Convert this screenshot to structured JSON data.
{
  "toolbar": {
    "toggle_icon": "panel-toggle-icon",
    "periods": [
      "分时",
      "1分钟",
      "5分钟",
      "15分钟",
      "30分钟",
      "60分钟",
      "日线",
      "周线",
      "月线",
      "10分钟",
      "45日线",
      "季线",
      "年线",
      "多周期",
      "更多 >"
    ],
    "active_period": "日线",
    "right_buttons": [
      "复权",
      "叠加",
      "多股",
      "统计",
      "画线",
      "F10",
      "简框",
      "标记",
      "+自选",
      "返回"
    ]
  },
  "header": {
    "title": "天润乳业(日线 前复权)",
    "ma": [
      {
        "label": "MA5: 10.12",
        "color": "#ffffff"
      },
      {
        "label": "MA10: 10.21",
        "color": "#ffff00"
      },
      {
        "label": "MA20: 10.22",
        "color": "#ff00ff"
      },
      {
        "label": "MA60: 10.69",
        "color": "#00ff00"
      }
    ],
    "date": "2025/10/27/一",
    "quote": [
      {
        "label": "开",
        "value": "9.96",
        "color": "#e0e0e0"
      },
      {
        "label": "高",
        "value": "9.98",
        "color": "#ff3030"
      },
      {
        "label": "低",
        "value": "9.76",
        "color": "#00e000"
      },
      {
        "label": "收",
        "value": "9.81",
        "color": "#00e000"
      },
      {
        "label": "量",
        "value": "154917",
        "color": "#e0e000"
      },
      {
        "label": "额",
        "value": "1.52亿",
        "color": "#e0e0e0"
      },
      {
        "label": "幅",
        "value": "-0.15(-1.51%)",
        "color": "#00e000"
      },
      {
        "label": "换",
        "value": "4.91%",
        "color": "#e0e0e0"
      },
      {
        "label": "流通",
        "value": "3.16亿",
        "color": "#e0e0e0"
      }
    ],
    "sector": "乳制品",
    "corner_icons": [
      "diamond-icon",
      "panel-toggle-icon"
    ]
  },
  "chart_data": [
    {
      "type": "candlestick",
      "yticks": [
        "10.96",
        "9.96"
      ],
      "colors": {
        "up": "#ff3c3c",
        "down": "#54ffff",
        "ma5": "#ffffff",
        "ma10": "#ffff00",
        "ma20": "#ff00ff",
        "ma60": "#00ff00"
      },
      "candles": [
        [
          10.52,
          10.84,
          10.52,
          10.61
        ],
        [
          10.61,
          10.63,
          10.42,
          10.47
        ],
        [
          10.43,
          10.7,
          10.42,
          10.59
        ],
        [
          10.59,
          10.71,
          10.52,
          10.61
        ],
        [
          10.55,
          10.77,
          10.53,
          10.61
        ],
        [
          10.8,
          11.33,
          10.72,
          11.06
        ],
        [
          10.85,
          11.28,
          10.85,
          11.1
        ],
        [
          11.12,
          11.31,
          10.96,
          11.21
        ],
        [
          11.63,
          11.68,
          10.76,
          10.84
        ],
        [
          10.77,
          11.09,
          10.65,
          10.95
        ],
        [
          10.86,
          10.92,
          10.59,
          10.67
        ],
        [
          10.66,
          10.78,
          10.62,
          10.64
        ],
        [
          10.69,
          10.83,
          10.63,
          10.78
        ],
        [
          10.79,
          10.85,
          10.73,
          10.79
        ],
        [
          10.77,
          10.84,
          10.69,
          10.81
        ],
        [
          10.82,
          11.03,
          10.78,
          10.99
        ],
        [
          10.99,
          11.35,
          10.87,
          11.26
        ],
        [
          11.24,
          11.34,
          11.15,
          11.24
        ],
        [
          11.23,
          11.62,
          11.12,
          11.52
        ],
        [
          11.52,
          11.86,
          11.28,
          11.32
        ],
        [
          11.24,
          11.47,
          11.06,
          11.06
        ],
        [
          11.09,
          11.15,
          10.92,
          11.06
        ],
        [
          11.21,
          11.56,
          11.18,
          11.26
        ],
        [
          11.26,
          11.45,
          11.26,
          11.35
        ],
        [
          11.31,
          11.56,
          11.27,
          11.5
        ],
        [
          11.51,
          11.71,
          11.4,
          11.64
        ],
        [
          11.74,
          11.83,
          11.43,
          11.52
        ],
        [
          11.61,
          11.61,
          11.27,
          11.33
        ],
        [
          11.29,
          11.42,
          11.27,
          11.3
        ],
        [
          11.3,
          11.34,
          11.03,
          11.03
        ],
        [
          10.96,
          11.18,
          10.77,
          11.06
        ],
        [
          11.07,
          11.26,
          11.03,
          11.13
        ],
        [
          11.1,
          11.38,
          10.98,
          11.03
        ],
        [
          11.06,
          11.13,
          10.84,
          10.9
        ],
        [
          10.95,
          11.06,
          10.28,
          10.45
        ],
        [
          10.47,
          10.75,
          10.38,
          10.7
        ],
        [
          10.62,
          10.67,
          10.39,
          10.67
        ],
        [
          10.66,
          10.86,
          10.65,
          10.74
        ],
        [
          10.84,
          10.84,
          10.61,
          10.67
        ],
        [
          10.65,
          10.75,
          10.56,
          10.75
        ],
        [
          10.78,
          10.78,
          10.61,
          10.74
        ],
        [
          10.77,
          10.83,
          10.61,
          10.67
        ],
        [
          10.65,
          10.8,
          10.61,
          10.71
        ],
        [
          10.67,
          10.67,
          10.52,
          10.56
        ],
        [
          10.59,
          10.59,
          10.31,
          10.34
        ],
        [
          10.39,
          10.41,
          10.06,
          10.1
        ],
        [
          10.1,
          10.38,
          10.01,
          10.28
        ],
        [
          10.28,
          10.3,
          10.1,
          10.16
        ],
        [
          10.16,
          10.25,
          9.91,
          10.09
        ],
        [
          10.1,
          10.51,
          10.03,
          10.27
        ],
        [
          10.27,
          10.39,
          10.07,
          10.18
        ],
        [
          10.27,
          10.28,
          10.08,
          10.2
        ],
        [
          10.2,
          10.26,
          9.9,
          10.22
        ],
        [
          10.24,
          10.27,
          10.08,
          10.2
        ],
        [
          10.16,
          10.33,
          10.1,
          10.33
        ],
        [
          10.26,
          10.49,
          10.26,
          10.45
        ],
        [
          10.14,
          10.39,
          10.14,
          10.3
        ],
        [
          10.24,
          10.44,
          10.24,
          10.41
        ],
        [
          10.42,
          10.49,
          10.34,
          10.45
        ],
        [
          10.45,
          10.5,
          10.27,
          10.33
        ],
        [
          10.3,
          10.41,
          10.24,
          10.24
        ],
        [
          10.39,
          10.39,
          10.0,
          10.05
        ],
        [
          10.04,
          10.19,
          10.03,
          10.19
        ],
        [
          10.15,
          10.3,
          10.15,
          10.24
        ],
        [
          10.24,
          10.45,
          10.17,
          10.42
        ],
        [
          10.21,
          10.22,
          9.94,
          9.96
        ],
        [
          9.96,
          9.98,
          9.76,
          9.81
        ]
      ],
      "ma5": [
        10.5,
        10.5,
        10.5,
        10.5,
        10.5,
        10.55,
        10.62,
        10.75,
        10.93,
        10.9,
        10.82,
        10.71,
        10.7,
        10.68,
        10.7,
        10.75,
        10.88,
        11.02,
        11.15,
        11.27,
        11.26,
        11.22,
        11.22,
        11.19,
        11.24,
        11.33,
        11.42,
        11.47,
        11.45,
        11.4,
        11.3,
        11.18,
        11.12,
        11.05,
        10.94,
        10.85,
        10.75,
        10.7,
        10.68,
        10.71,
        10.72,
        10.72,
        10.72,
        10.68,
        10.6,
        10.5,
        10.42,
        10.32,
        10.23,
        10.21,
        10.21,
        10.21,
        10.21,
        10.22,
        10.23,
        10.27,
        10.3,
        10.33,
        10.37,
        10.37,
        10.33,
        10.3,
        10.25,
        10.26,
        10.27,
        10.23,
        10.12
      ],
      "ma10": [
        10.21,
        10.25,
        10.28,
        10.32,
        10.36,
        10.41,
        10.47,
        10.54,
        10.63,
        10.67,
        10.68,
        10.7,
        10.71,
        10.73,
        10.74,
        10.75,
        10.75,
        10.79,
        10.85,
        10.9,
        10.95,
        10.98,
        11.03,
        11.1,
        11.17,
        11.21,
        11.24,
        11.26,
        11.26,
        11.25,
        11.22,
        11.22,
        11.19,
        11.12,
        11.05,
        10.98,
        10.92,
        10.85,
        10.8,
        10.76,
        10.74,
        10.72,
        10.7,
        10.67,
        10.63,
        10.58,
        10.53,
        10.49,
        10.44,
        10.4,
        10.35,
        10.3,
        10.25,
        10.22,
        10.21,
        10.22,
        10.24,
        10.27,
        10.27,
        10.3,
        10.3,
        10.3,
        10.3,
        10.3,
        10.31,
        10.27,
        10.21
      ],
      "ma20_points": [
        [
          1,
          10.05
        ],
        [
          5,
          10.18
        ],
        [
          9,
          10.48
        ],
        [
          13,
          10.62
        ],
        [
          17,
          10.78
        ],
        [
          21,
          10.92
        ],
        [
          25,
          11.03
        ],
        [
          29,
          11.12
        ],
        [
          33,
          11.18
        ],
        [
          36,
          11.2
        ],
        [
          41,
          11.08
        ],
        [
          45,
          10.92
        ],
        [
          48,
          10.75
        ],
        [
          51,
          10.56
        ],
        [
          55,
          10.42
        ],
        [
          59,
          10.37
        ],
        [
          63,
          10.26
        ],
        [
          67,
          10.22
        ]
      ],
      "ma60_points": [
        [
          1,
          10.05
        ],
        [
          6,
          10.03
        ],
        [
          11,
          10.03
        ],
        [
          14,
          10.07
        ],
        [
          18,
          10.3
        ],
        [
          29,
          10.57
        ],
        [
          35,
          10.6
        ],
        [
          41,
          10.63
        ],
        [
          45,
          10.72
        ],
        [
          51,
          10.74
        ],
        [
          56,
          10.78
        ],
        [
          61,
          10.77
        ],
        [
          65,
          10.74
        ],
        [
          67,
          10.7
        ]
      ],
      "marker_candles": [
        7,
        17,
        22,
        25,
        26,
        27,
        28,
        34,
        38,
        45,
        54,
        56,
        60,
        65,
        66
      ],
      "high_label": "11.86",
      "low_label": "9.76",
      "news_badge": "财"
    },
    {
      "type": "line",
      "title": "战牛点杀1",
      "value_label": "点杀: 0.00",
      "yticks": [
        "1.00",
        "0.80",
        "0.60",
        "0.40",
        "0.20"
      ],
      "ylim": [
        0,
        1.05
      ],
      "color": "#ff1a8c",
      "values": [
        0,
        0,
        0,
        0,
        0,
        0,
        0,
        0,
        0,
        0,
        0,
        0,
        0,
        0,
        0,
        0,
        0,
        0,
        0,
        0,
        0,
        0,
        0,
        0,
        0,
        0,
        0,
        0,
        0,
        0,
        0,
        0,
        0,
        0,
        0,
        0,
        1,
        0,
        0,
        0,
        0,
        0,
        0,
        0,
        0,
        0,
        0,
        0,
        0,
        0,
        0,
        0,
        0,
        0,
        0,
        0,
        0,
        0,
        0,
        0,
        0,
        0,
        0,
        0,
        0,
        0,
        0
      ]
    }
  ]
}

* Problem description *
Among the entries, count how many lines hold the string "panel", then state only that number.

* Completed exercise *
2